Why May Day Matters Now More than Ever – part 2

Monday, April 17, 2017 8:45 AM

Workers Did Not Always Have It As Easy As We Do Today

Workers in the American steel industry, one of the most dangerous in the world, had attempted to organize in 1919.  Their efforts were crushed by a combination of red-baiting, immigrant bashing, corporate intransigence, and frequent violence by private and public police forces.  During the 1930’s, steel workers began to reorganize in a political environment that was more favorable.  Much of the public’s attention was focused on the unionization of “Big Steel” companies like U.S. Steel and Jones & Laughlin.  After the Supreme Court upheld the constitutionality of the Wagner Act (which established collective bargaining and the right to organize), “Big Steel” decided it was in their interests to accept unionization: the Steel Workers Organizing Committee quickly negotiated over 100 contracts covering about 300,00 workers.

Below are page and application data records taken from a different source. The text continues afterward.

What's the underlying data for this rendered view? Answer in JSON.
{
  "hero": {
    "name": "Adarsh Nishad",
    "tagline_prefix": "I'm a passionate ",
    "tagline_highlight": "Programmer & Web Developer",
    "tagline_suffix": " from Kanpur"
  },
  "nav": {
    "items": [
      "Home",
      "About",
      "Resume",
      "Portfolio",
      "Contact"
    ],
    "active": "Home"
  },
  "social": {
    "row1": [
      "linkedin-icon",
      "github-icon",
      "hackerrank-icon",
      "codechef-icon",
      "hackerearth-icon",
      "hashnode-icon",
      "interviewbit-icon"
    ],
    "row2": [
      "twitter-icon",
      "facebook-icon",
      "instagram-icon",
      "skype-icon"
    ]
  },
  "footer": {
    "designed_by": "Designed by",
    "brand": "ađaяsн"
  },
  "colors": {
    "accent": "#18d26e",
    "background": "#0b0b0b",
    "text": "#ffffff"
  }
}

But the struggle was not over.  There were a number of “Little Steel” companies, like Republic, that continued to combat organization with what a government agency later called “systematic terror.”  In the Spring of 1937, Republic and other Little Steel companies, sensing what they interpreted as a backlash against successful unionization, precipitated a strike by adamantly refusing to negotiate.  Republic Steel was well prepared: its private police department of over 370 men was supplied with hundreds of pistols, rifles, shotguns, clubs, and even gas grenades. When workers protested, the companies enlisted the support of local police by claiming threats to “law and order.”  On Memorial Day, 1937, in South Chicago, a crowd of Republic Steel strikers gathered in peaceful protest.  There were many women and children supporters among the mostly male strikers.  As a mass of Chicago police confronted the protesters, tension escalated.  It broke when the police suddenly charged the crowd, firing their weapons freely and lobbing gas grenades as they advanced.  Ten protesters were killed, and perhaps as many as fifty were wounded.  The Chicago police, in alliance with Republic Steel, had committed what has ever since been called “The Memorial Day Massacre.”

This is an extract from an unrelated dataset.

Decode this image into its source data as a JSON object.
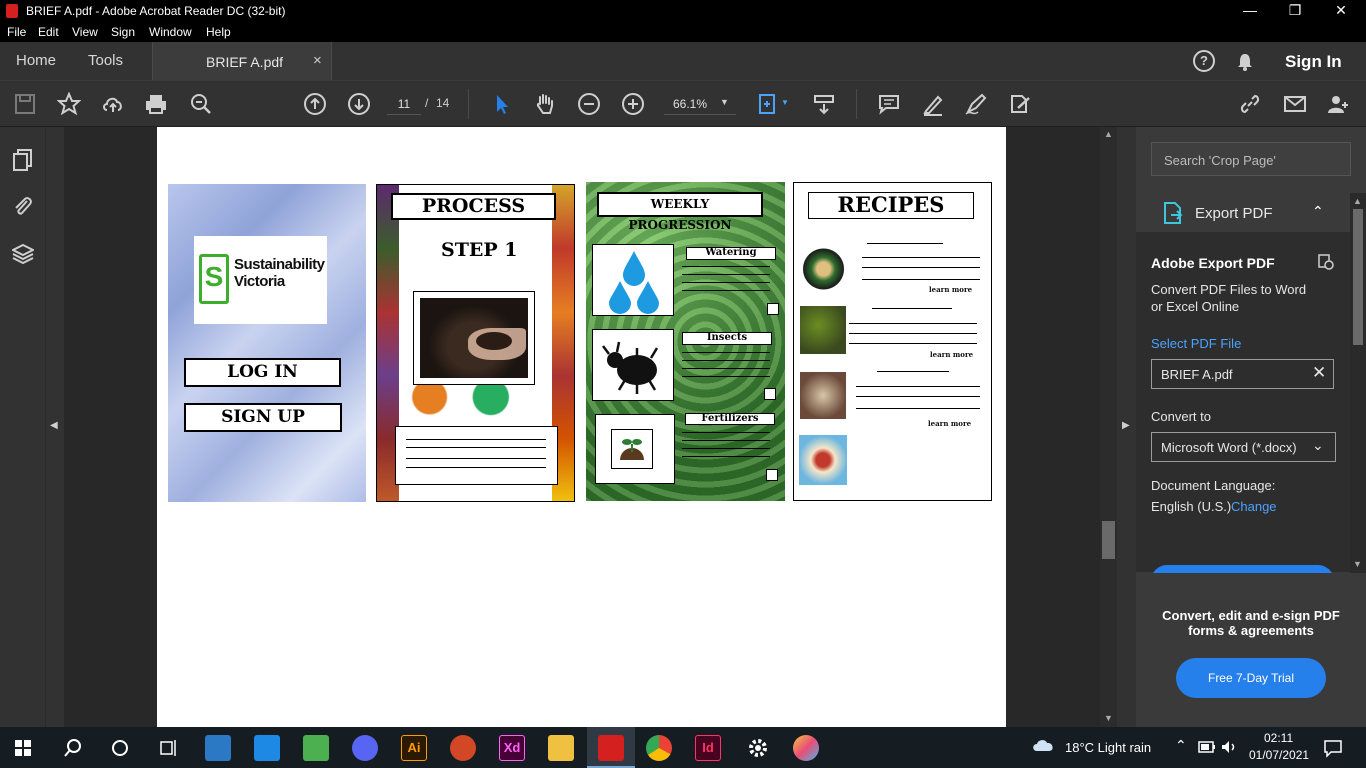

It’s essential that you treat this May Day as NOT BUSINESS AS USUAL and use the day to celebrate and highlight the struggles of workers who made huge sacrifices over the last 150 years to provide you with the working conditions and benefits you currently enjoy.  Please make a commitment to participate in our May Day events.   Click here if we can count on your support on May 1st!

Thank you in advance for your participation in this important event, and please do not hesitate to contact me if you have any question or concerns.

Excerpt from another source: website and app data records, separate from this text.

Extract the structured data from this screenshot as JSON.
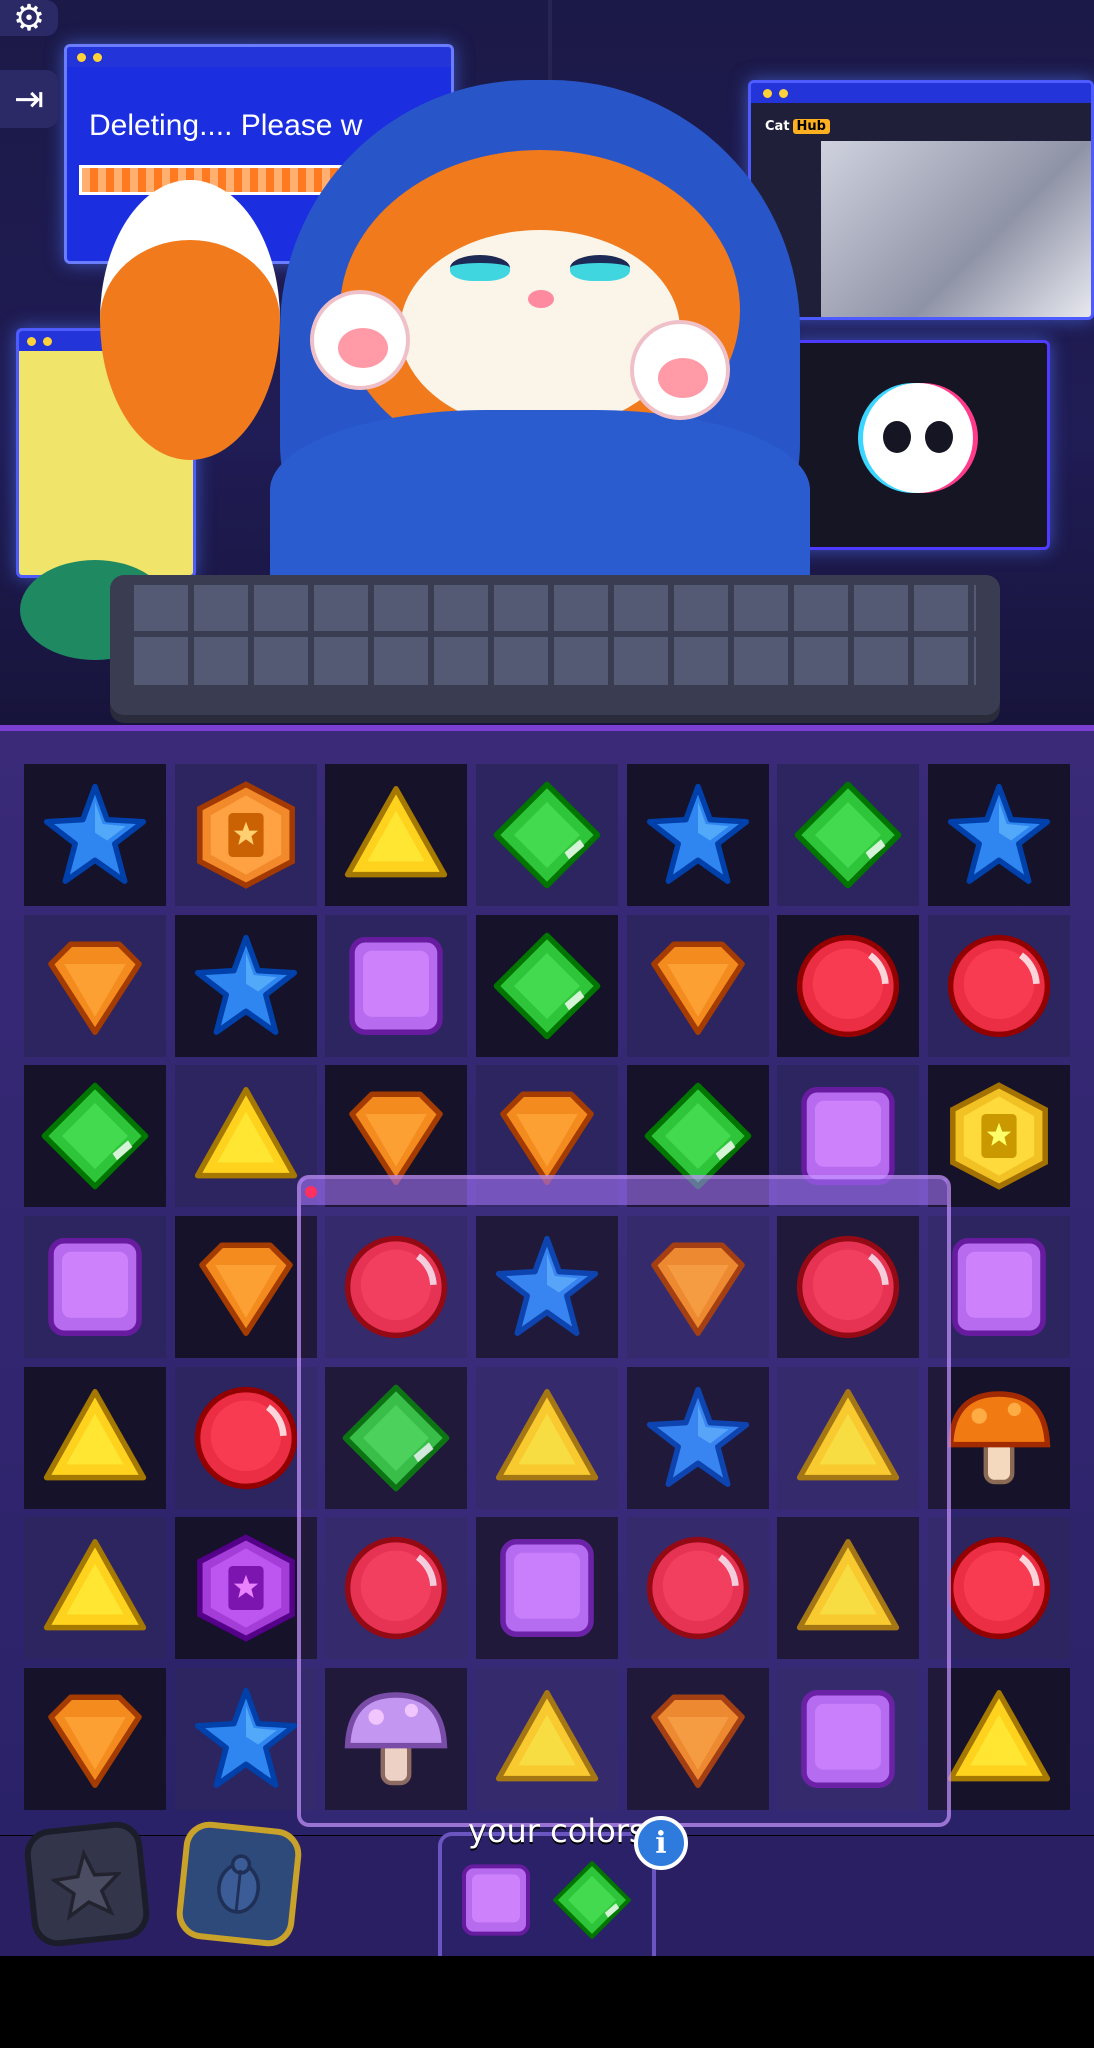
{
  "scene": {
    "delete_window_text": "Deleting.... Please w",
    "cathub_brand": "Cat",
    "cathub_hub": "Hub"
  },
  "side_buttons": [
    {
      "icon": "gear-icon"
    },
    {
      "icon": "exit-icon"
    }
  ],
  "board": {
    "rows": 7,
    "cols": 7,
    "pattern": [
      [
        "d",
        "l",
        "d",
        "l",
        "d",
        "l",
        "d"
      ],
      [
        "l",
        "d",
        "l",
        "d",
        "l",
        "d",
        "l"
      ],
      [
        "d",
        "l",
        "d",
        "l",
        "d",
        "l",
        "d"
      ],
      [
        "l",
        "d",
        "l",
        "d",
        "l",
        "d",
        "l"
      ],
      [
        "d",
        "l",
        "d",
        "l",
        "d",
        "l",
        "d"
      ],
      [
        "l",
        "d",
        "l",
        "d",
        "l",
        "d",
        "l"
      ],
      [
        "d",
        "l",
        "d",
        "l",
        "d",
        "l",
        "d"
      ]
    ],
    "grid": [
      [
        "blue-star",
        "orange-book-token",
        "yellow-triangle",
        "green-diamond",
        "blue-star",
        "green-diamond",
        "blue-star"
      ],
      [
        "orange-shield",
        "blue-star",
        "purple-square",
        "green-diamond",
        "orange-shield",
        "red-circle",
        "red-circle"
      ],
      [
        "green-diamond",
        "yellow-triangle",
        "orange-shield",
        "orange-shield",
        "green-diamond",
        "purple-square",
        "gold-book-token"
      ],
      [
        "purple-square",
        "orange-shield",
        "red-circle",
        "blue-star",
        "orange-shield",
        "red-circle",
        "purple-square"
      ],
      [
        "yellow-triangle",
        "red-circle",
        "green-diamond",
        "yellow-triangle",
        "blue-star",
        "yellow-triangle",
        "orange-mushroom"
      ],
      [
        "yellow-triangle",
        "purple-book-token",
        "red-circle",
        "purple-square",
        "red-circle",
        "yellow-triangle",
        "red-circle"
      ],
      [
        "orange-shield",
        "blue-star",
        "purple-mushroom",
        "yellow-triangle",
        "orange-shield",
        "purple-square",
        "yellow-triangle"
      ]
    ]
  },
  "bottom": {
    "boosters": [
      {
        "icon": "star-booster-icon"
      },
      {
        "icon": "scarab-booster-icon"
      }
    ],
    "colors_label": "your colors",
    "info_label": "i",
    "your_colors": [
      "purple-square",
      "green-diamond"
    ]
  },
  "colors": {
    "blue": "#2f86f0",
    "orange": "#f48b1f",
    "yellow": "#ffd21e",
    "green": "#2fc53a",
    "red": "#ec2e45",
    "purple": "#b76cf0",
    "board_bg": "#2a2268"
  }
}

In Solidarity,


Jim Mahler, President

AFT Guild, Local 1931